Google Plan to Remove All the Third-Party Cookies
Google announced on Tuesday that it is planning to remove the notorious tracking technology (third-party cookies) from its popular Chrome web browser before 2022, a strategy to make more secure and reliable web browsing. The plan to ditch the cookies is most likely to send trembles across all the online advertising platforms that rely on cookies for advertising via tracking and targeting audiences.
Third-party cookies provide valuable data to advertisers that can generate targeted ads, determine their efficacy, and measure user’s actions. But the method of tracking user’s private browsing has long been a matter of concern related to privacy.
Engineering director of Chrome, Justin Schuh said, “the aim is to motivate advertising platforms, publishers, and other web browser sites, in order to make new privacy-centered web standards for Google.” Schuh added that “Google will continue to belittle only third-party cookies till the development of advanced tools to diminish privacy-breaching by bad guys.”
Google intends to replace the tracking cookies with the latest technologies that may be used instead of cookies but in a less infuriating and trespassing way. The new technological solutions are expected to help advertisers target particular demographics without an invasive approach. Also, avoid break down of login infrastructure of websites, and allow anonymous tracking to some degree for advertisers to check whether their advertisements are converted into sales or not.
Incorporating all these technologies would dramatically change the behavior tracking for advertisements and privacy work on the websites. It could also provide unimaginable mediums of tracking.
The bigger idea behind Google’s cookie-ditching plan is that there’s an intense war between browser providers to modify the web’s privacy future. Browsing giants like Firefox and Safari already take an utter stance against third-party tracking cookies. Google aims to take a gradational approach and try to kill the cookies without hurting the websites’ revenue.

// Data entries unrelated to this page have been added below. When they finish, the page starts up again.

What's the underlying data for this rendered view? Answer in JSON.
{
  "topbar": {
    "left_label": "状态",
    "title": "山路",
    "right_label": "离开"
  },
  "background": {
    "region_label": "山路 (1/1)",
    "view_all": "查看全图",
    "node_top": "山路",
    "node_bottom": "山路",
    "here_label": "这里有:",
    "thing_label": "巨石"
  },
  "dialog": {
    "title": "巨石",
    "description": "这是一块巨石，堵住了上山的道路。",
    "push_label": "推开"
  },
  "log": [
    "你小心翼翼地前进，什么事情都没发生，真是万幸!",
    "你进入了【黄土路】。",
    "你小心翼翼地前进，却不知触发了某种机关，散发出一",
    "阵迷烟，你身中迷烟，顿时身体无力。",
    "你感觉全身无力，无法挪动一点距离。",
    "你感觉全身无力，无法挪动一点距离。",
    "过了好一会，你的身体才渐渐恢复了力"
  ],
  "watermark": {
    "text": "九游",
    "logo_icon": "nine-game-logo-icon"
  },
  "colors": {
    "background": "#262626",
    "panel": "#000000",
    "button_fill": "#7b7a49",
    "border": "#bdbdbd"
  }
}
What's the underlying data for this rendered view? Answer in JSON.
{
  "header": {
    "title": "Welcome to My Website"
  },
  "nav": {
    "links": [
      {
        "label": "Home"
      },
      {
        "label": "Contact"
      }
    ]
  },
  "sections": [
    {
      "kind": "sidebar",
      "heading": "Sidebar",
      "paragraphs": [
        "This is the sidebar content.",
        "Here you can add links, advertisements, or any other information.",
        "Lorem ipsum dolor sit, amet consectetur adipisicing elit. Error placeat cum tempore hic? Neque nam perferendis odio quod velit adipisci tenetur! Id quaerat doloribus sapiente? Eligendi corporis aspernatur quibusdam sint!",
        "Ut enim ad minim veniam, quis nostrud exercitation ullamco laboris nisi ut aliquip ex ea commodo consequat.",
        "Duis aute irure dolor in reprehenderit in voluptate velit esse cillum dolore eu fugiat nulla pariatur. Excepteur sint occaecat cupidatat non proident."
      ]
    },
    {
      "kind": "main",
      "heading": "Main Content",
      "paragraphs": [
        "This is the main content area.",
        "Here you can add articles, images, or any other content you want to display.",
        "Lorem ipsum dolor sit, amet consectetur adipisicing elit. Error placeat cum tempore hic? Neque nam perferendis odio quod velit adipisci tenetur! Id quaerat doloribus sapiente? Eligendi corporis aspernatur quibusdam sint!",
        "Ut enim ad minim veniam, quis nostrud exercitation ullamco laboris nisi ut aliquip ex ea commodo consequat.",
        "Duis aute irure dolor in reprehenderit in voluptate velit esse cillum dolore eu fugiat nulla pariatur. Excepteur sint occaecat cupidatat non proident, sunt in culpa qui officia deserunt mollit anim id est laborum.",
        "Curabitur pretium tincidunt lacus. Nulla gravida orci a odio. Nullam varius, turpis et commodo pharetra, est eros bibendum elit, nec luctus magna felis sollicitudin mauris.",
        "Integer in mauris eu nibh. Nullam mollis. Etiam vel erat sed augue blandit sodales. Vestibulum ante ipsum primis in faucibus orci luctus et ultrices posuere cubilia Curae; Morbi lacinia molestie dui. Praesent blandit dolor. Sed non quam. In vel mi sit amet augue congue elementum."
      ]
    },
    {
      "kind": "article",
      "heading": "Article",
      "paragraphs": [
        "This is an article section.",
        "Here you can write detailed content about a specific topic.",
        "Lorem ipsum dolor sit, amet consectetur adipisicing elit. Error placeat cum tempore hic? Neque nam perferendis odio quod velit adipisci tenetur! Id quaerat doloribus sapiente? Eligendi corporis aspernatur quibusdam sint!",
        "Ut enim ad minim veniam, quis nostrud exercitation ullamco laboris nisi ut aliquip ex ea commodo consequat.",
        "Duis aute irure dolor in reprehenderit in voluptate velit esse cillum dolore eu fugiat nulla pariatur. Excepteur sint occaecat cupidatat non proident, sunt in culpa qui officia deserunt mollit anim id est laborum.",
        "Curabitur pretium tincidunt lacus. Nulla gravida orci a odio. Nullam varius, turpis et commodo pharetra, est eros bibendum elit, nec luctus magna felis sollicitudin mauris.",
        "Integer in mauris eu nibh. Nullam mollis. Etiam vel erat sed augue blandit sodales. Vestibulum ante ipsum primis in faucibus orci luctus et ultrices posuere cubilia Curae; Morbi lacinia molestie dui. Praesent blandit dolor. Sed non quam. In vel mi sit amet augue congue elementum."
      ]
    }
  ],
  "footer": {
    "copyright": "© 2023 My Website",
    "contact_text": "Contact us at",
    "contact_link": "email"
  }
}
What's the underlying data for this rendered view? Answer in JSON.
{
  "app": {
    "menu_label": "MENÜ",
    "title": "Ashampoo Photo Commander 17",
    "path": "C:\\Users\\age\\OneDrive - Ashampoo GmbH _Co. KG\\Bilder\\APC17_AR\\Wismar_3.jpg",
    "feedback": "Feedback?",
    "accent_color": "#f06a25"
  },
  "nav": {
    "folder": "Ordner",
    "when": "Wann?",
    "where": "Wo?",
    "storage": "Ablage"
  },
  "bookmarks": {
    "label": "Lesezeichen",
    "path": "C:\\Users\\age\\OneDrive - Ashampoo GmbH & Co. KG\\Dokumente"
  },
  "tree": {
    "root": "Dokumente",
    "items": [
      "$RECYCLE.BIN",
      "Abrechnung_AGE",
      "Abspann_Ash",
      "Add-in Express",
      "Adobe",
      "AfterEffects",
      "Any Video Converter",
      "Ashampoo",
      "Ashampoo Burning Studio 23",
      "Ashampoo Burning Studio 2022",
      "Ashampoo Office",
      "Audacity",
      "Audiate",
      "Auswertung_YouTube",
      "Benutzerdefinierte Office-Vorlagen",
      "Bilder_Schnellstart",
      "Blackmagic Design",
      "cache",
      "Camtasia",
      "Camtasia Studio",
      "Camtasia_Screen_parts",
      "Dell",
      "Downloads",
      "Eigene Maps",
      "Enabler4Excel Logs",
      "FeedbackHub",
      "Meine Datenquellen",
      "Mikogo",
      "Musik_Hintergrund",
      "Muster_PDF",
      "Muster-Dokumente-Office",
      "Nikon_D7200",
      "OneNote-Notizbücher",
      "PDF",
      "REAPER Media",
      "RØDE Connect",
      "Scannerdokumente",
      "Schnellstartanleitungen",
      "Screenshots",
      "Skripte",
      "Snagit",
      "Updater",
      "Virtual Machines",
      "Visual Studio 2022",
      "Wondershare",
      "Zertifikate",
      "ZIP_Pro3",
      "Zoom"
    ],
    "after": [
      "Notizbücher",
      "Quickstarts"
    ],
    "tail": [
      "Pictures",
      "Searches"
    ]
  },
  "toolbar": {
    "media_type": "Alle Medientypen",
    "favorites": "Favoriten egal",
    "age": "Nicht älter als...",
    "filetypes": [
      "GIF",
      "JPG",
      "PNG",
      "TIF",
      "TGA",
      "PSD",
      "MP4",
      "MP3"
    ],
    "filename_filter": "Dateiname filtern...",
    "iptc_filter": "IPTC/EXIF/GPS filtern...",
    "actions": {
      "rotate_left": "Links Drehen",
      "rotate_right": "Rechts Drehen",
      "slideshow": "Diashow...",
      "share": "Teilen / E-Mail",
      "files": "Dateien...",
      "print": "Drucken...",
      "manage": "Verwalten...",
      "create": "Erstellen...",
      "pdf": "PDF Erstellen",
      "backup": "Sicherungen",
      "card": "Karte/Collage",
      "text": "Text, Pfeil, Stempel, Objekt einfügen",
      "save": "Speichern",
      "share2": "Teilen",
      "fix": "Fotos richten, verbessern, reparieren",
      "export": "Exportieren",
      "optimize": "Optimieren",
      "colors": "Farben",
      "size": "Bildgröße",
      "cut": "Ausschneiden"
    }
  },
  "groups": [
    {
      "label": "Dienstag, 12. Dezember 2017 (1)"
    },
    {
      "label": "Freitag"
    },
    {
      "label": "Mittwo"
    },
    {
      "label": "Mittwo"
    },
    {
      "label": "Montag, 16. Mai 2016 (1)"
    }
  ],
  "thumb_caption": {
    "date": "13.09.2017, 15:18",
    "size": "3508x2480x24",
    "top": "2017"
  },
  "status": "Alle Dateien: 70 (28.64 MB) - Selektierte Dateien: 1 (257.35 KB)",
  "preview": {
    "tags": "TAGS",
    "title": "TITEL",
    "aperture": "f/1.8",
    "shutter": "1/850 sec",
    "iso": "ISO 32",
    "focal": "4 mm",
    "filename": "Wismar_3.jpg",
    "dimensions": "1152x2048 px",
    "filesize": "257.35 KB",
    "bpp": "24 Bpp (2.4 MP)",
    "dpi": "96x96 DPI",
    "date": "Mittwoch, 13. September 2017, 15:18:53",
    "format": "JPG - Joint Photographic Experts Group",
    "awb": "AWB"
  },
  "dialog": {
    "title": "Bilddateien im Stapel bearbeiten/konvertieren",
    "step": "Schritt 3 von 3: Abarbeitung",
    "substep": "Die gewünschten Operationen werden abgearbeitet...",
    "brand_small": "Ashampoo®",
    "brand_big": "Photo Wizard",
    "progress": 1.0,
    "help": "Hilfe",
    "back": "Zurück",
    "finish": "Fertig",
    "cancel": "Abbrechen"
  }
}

The competition between the browser makers isn’t on how to execute the anti-tracker technology; rather, the competition is on when to implement. On the one hand, Apple and Firefox believe that situation has already become unmanageable and have already initiated the removal of third-party cookies. On the other hand, Google wants to wait a little more.
The anti-tracking technology has become imperative for web browsers but an obstructer for the online ad ecosystem. Apple’s advanced tracking prevention system in Safari resulted in declined share prices of Ad-tech agencies. Similarly, publishers and advertisers have reported a hasty drop in advertising revenue due to the anti-tracking feature and an Enhanced Tracking Prevention function of Safari and Firefox, respectively.
According to Google, it hopes to work with various digital industry players to check the performance of its latest cookieless ad features in different frameworks. Google will soon start the trail on another cookieless conversion measuring feature to measure how many visitors take the desired action after viewing the ad.
Various suggestions have been offered on Google’s slow response to such sensitive matter compared with other rival browser makers. First of all, protecting the business is the top priority for Google, as it is the biggest online advertisement network across the globe, with links to almost every quarter of the digital advertising world, plus an enormous pool of media sellers and buyers. With being partnered with many online companies, sudden changes in policies will affect its partners.
In addition to these ideas, various other methods are also being discussed, which is a good sign because avoiding these anti-tracker technologies will negatively affect the user experience on the web. We hope that browsers will be able to replace third-party cookies with an effective and perfect system in the near future.